    Land line phone, internet, cable and a cell phone with data plan can easily add up to $200-$300 range for the family of two. It seems a bit crazy to pay that much money every month.
    paul2011
  • RE: Prepaid models about to alter wireless carrier dynamics

    paid or prepaid! they can all take a long walk off a very short pier as far as i'm concerned.
    charlieg1
  • I use prepaid with my Nexus One

    Why? Because I pay only $25 every 3 months. (But no data plan, I use WiFi). Sprint plan looks like a reasonable alternative if I pay for entire year in advance and still can get 1MB per $1. 1MB costing a dollar is too much in my opinion
    man_28
  • Postpaid = Sherriff of Nottingham Paradigm

    Guess what you want. Don't use it? tough. (mostly). Overuse it? Lie down while we extract your spleen trough your anus. Want to know where you stand? You've got to be kidding. Want out? We'll still want our pound of flesh.
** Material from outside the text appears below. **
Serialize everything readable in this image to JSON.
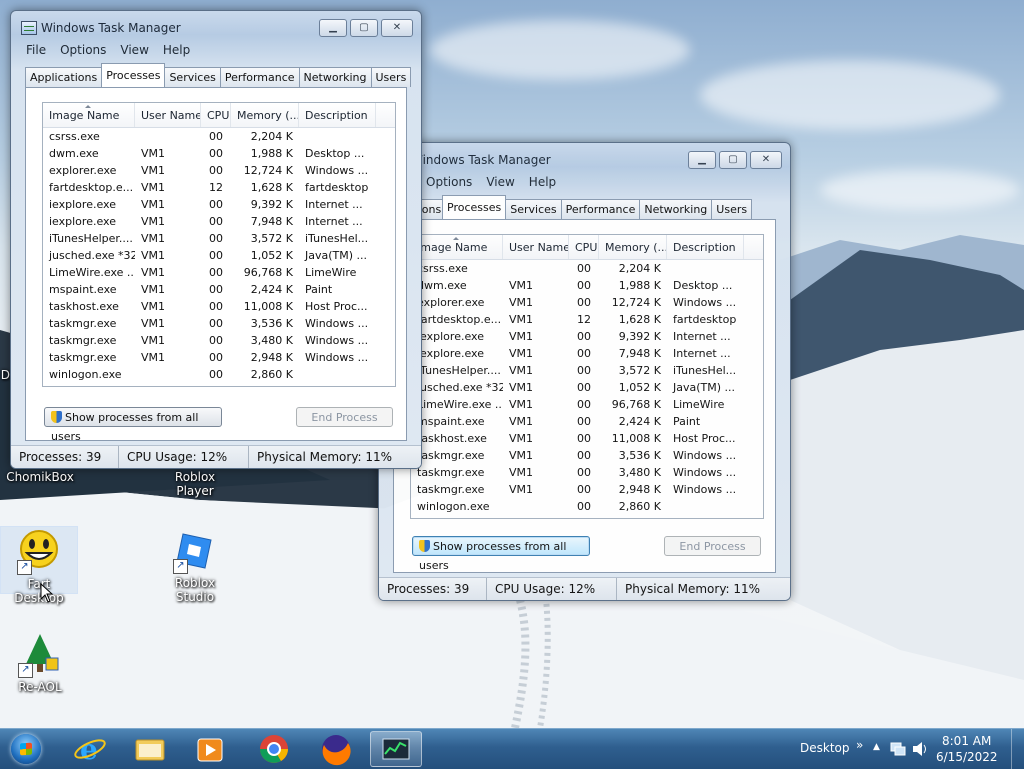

    No wonder prepaid is gaining ground.
    redking44
  • I'd be all over ...

    I'd be all over Android or N900 if I could get AT&T's new $25/month data plan with the $100/year pre-paid voice I get no with TracFone (which I've never come close to running out of).
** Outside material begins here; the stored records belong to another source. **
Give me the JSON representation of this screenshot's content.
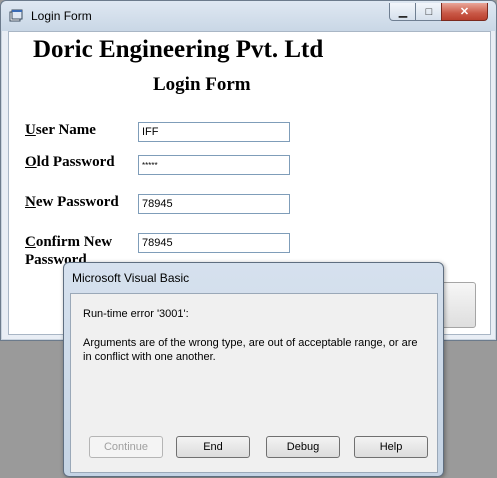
{
  "window": {
    "title": "Login Form",
    "minimize_glyph": "▁",
    "maximize_glyph": "□",
    "close_glyph": "✕"
  },
  "form": {
    "company": "Doric Engineering Pvt. Ltd",
    "title": "Login Form",
    "fields": {
      "user_name": {
        "label_accel": "U",
        "label_rest": "ser Name",
        "value": "IFF"
      },
      "old_password": {
        "label_accel": "O",
        "label_rest": "ld Password",
        "value": "*****"
      },
      "new_password": {
        "label_accel": "N",
        "label_rest": "ew Password",
        "value": "78945"
      },
      "confirm_password": {
        "label_accel": "C",
        "label_rest": "onfirm New Password",
        "value": "78945"
      }
    }
  },
  "dialog": {
    "title": "Microsoft Visual Basic",
    "error_code": "Run-time error '3001':",
    "message": "Arguments are of the wrong type, are out of acceptable range, or are in conflict with one another.",
    "buttons": {
      "continue": "Continue",
      "end": "End",
      "debug": "Debug",
      "help": "Help"
    }
  },
  "colors": {
    "titlebar": "#c9d7e6",
    "close_button": "#c95846",
    "background": "#9a9a9a"
  }
}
    I could be happy with a data only plan too.
    wkulecz
  • RE: Prepaid models about to alter wireless carrier dynamics
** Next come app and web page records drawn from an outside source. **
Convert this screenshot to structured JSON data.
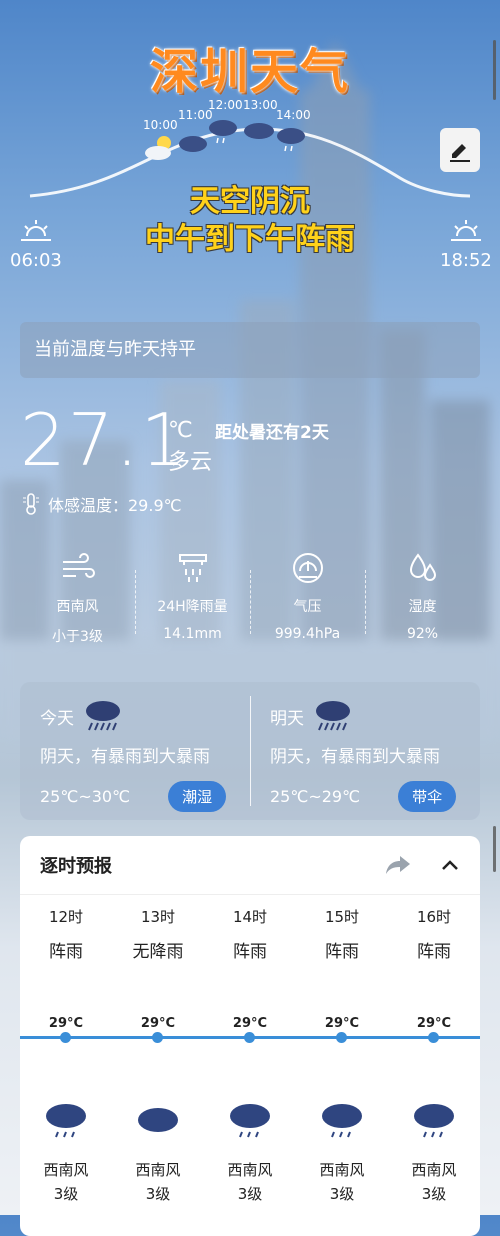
{
  "banner": {
    "title": "深圳天气",
    "headline_line1": "天空阴沉",
    "headline_line2": "中午到下午阵雨"
  },
  "timeline": [
    "10:00",
    "11:00",
    "12:00",
    "13:00",
    "14:00"
  ],
  "sun": {
    "sunrise": "06:03",
    "sunset": "18:52"
  },
  "compare_text": "当前温度与昨天持平",
  "current": {
    "temperature": "27.1",
    "unit": "℃",
    "condition": "多云",
    "solar_term": "距处暑还有2天",
    "feels_like": "体感温度：29.9℃"
  },
  "metrics": [
    {
      "label": "西南风",
      "value": "小于3级",
      "icon": "wind-icon"
    },
    {
      "label": "24H降雨量",
      "value": "14.1mm",
      "icon": "rain-gauge-icon"
    },
    {
      "label": "气压",
      "value": "999.4hPa",
      "icon": "pressure-gauge-icon"
    },
    {
      "label": "湿度",
      "value": "92%",
      "icon": "humidity-drops-icon"
    }
  ],
  "days": [
    {
      "name": "今天",
      "desc": "阴天，有暴雨到大暴雨",
      "range": "25℃~30℃",
      "tag": "潮湿",
      "icon": "heavy-rain-icon"
    },
    {
      "name": "明天",
      "desc": "阴天，有暴雨到大暴雨",
      "range": "25℃~29℃",
      "tag": "带伞",
      "icon": "heavy-rain-icon"
    }
  ],
  "hourly": {
    "title": "逐时预报",
    "items": [
      {
        "time": "12时",
        "cond": "阵雨",
        "temp": "29°C",
        "wind": "西南风",
        "level": "3级",
        "icon": "rain-cloud-icon"
      },
      {
        "time": "13时",
        "cond": "无降雨",
        "temp": "29°C",
        "wind": "西南风",
        "level": "3级",
        "icon": "cloud-icon"
      },
      {
        "time": "14时",
        "cond": "阵雨",
        "temp": "29°C",
        "wind": "西南风",
        "level": "3级",
        "icon": "rain-cloud-icon"
      },
      {
        "time": "15时",
        "cond": "阵雨",
        "temp": "29°C",
        "wind": "西南风",
        "level": "3级",
        "icon": "rain-cloud-icon"
      },
      {
        "time": "16时",
        "cond": "阵雨",
        "temp": "29°C",
        "wind": "西南风",
        "level": "3级",
        "icon": "rain-cloud-icon"
      }
    ]
  },
  "colors": {
    "accent": "#3b7fd6",
    "headline": "#ffd21a",
    "title": "#ff8a1f"
  }
}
    There is no need for anything but pre-paid unless you are using it for business. I used to have the verizon two phone packaged, one for my wife and one for myself, and it cost $70 per month. I was the only one using the phone as my wife only turns it on when she needs to reach me when she is out shopping. Now instead of $20 a month for my wifes' phone I pay $30 for three months of service. Next time I am going to give her $100 dollars and she will have one year of service with no overages. I have my pre-paid phone set up on auto-recharge so that when I reach a predetermined level it automatically adds the amount of minutes I want. This saves me at least $600 per year. So there is no reason for all but the high-level user to ever buy a post paid phone again. I am waitng for the blackberries to come to a pre-paid area near me so that I can have my PDA and a small amount of data without having to pay verizons blackmail price.
    Jsimons4109
  • Prepaid models are a great innovation in cellular service

    For those who prefer prepaid, PlatinumTel Wireless just announced the new ?Real Paygo? plan, which is an a la carte plan that has the cheapest rates in pay-as-you-go, allowing users to pay only for the services they use and avoid commitment. Talk is just 5 cents a minute, text is 2 cents a text and 10 cents per megabyte of web service. This is half that of other carriers? rates! If an unlimited plan is preferred, PlatinumTel?s is just $50 for talk and text and an extra $10 for unlimited web.
    Leahkh
  • RE: Prepaid models about to alter wireless carrier dynamics

    Great!!! thanks for sharing this information to us!
    <a href="http://www.yuregininsesi.com">seslisohbet</a> <a href="http://www.yuregininsesi.com">seslichat</a>
    yarinsiz